Skip all navigation and jump to content Jump to site navigation
NASA Logo - Goddard Space Flight Center

+ NASA Homepage

    
Goddard Space Flight Center
About MODIS News Data /images2 Science Team Science Team Science Team

   + Home
ABOUT MODIS
MODIS Publications Link
MODIS Presentations Link
MODIS Biographies Link
MODIS Science Team Meetings Link
 

 

 

Veraverbeke, S; Harris, S; Hook, S (2011). Evaluating spectral indices for burned area discrimination using MODIS/ASTER (MASTER) airborne simulator data. REMOTE SENSING OF ENVIRONMENT, 115(10), 2702-2709.
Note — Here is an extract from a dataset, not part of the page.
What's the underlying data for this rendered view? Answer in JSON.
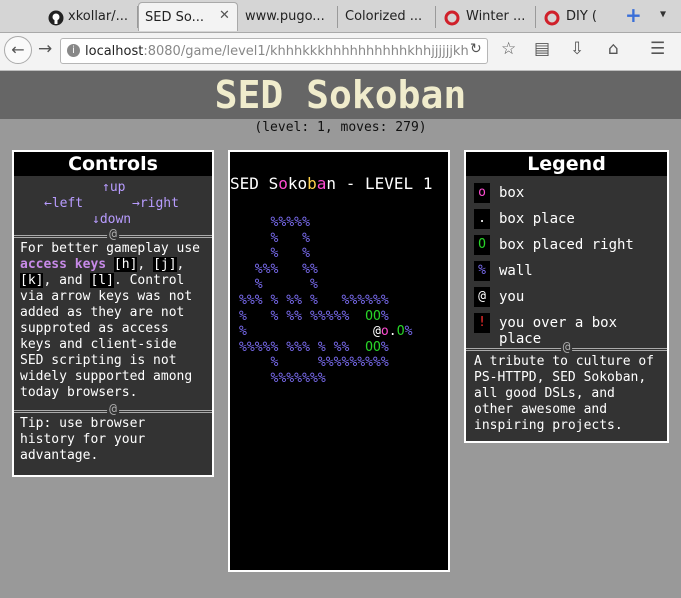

Abstract
Wildland fires are an annually recurring phenomenon in many terrestrial ecosystems. Accurate burned area estimates are important for modeling fire-induced trace gas emissions and rehabilitating post-fire landscapes. High spatial and spectral resolution MODIS/ASTER (MASTER) airborne simulator data acquired over three 2007 southern California burns were used to evaluate the sensitivity of different spectral indices at discriminating burned land shortly after a fire. The performance of the indices, which included both traditional and new band combinations, was assessed by means of a separability index that provides an assessment of the effectiveness of a given index at discriminating between burned and unburned land. In the context of burned land applications results demonstrated (i) that the highest sensitivity of the longer short wave infrared (SWIR) spectral region (1.9 to 2.5 mu m) was found at the band interval from 2.31 to 2.36 mu m, (ii) the high discriminatory power of the mid infrared spectral domain (3 to 5.5 mu m) and (iii) the high potential of emissivity data. As a consequence, a newly proposed index which combined near infrared (NIR), longer SWIR and emissivity outperformed all other indices when results were averaged over the three fires. Results were slightly different between land cover types (shrubland vs. forest-woodland). Prior to use in the indices the thermal infrared data were separated into temperature and emissivity to assess the benefits of using both temperature and emissivity. Currently, the only spaceborne sensor that provides moderate spatial resolution (<100 m) temperature and emissivity data is the Advanced Spaceborne and Thermal Emission Radiometer (ASTER). Therefore, our findings can open new perspectives for the utility of future sensors, such as the Hyperspectral Infrared (HyspIRI) sensor. However, further research is required to evaluate the performance of the newly proposed band combinations in other vegetation types and different fire regimes. (C) 2011 Elsevier Inc. All rights reserved.

DOI:
0034-4257

ISSN:
10.1016/j.rse.2011.06.010

FirstGov logo Privacy Policy and Important Notices NASA logo

Curator: Brandon Maccherone
NASA Official: Shannell Frazier

NASA Home Page Goddard Space Flight Center Home Page